With two joyful and remarkably illustrated adaptations of the Yiddish folksong “I Had a Little Overcoat” by Gilman and Taback still in print, is there room and reason for one more picture book version of this story? Yes! Aylesworth’s warm retelling for younger children adds a more graspable finish to the story of the tailor who recycles his beloved but worn coat into new favorite articles with ever-smaller pieces of cloth. He moves the action to America from Eastern Europe, where the tailor is the narrator’s grandfather, a young immigrant who fashions a blue coat for his own wedding. As the tailor snips and clips and stitches and sews through time, McClintock fills in details from his changing family life in three-to-a-page spots and full watercolor-and-ink pages that show the grandfather’s work and play activities. Eventually, the coat becomes a blue tie the grandfather wears to the narrator’s mother’s wedding. And when the tie wears out, he makes a toy from it for the narrator’s child, “you.” (The shift to the last generation goes by subtly, in pictures only, but observant readers will notice a change in the new mother’s hair color.) Child and kitten play with the toy until it is frayed. And then, as if the mouse mother from the family in the borders of Gilman’s picture book enters Aylesworth’s, the story becomes hers. The mouse mother makes a nest from the frayed fabric until nothing is left of nest, toy, tie, vest, jacket or coat but for the story, which is shown as a picture book being read to the great-grandchild. There’s less humor without the presence of a critical character urging the tailor again and again at each juncture to throw out the worn item, but children ages 4 – 8 will find plenty in the pictures to connect with. Rhythmic language and repetition carry Aylesworth’s gentle story through to a full, satisfying end.

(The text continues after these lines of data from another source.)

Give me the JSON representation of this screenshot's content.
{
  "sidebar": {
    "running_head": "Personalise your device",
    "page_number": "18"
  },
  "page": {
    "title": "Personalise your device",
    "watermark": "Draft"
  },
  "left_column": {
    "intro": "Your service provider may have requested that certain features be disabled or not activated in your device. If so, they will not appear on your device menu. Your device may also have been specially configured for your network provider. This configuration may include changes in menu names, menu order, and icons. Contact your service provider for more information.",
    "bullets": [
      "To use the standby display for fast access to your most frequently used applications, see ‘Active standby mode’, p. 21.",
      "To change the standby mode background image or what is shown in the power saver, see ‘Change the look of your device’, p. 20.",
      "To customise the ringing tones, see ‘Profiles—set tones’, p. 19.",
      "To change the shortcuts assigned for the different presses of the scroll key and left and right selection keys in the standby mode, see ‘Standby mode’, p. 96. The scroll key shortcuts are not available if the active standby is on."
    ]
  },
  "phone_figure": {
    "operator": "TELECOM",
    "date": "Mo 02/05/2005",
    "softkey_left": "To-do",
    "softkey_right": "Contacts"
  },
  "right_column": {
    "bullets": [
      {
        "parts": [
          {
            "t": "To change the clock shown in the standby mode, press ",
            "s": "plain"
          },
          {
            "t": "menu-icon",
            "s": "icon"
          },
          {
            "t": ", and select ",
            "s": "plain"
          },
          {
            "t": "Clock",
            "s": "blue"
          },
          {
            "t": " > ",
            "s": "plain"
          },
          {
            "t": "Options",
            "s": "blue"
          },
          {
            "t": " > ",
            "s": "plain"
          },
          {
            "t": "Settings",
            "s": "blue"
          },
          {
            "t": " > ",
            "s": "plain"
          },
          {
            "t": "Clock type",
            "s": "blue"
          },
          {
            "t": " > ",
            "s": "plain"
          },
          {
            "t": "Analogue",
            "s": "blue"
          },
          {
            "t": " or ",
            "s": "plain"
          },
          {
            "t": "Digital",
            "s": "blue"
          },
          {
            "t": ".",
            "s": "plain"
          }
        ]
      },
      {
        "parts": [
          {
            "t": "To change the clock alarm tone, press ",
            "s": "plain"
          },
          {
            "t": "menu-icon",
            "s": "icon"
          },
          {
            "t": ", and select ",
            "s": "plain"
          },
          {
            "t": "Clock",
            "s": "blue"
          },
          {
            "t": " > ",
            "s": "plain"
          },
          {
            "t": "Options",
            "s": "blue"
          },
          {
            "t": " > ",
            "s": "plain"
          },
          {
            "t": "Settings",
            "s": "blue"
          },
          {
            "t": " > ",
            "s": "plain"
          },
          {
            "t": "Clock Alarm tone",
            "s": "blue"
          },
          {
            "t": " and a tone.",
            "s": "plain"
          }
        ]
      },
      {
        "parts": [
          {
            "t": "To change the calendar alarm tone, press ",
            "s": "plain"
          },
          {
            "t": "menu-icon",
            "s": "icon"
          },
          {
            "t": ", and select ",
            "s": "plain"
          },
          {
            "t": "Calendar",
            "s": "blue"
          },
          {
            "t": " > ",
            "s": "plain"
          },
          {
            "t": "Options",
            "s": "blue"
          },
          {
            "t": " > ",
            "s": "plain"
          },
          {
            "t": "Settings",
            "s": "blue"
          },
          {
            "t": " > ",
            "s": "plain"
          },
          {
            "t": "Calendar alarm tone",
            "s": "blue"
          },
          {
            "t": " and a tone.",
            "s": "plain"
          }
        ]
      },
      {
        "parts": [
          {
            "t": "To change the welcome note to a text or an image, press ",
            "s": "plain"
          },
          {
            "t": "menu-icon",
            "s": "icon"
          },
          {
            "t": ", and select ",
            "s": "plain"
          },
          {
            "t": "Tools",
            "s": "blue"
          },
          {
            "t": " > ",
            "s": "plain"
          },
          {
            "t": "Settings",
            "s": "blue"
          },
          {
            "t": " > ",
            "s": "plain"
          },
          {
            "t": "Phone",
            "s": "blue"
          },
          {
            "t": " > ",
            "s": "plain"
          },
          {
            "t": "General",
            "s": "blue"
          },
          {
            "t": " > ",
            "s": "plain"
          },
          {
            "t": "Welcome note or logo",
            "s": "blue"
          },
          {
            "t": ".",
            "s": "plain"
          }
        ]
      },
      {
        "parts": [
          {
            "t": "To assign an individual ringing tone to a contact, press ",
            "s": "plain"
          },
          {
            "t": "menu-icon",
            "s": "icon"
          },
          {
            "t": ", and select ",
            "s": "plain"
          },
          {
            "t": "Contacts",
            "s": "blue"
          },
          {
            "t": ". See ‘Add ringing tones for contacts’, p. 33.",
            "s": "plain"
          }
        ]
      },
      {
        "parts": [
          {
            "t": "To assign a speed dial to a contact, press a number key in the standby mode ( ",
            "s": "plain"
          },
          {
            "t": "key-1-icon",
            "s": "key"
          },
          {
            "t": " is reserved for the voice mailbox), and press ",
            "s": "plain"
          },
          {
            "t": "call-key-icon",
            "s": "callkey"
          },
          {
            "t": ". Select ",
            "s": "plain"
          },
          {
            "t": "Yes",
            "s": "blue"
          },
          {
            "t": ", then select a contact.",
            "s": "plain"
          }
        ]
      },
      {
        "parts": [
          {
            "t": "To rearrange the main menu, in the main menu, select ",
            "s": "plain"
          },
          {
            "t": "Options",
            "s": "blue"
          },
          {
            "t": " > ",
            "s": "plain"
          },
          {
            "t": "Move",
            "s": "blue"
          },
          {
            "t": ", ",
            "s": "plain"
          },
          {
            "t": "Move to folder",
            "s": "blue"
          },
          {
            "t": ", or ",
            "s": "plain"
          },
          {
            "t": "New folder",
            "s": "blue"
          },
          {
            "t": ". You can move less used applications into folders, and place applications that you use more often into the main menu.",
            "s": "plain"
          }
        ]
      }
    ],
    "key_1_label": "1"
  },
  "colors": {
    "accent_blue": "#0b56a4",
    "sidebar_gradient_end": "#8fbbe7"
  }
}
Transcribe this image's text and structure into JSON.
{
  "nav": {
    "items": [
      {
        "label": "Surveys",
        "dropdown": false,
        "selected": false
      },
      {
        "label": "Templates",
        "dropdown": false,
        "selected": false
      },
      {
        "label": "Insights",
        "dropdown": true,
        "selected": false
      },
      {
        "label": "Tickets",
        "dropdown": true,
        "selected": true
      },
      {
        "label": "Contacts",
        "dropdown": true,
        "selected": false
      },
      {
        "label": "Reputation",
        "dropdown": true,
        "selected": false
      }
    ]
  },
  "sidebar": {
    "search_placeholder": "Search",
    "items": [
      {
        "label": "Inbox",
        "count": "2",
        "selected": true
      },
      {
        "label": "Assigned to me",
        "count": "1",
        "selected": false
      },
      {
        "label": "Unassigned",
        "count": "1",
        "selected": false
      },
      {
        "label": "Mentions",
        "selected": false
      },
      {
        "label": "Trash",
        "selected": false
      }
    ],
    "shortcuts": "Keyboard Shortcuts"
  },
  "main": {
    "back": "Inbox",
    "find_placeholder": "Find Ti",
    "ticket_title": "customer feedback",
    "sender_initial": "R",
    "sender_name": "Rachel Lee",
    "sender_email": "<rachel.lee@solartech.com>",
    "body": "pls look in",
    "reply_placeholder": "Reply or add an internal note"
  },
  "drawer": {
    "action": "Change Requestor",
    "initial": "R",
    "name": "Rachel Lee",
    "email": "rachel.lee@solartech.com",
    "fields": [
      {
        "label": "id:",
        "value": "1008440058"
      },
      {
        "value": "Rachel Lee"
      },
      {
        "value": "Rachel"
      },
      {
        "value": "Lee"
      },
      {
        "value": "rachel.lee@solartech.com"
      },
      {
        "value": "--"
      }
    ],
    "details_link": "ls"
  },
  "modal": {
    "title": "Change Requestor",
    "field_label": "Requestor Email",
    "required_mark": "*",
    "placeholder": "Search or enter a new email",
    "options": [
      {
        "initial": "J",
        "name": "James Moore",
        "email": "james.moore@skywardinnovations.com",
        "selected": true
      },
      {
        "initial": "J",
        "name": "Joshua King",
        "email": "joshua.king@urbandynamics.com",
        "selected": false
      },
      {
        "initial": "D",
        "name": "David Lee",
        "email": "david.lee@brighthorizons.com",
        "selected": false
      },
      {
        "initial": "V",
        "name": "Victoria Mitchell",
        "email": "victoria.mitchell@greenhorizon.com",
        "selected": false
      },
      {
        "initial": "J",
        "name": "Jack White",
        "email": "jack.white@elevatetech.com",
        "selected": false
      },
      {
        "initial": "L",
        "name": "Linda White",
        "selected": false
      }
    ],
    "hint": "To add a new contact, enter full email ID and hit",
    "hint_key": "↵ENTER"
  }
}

Sharon Elswit, author of The Jewish Story Finder, now resides in San Francisco, where she has been helping students visiting 826 Valencia locations around the city to write stories and poems and getting adults up and retelling Jewish folktales to share with their own spin.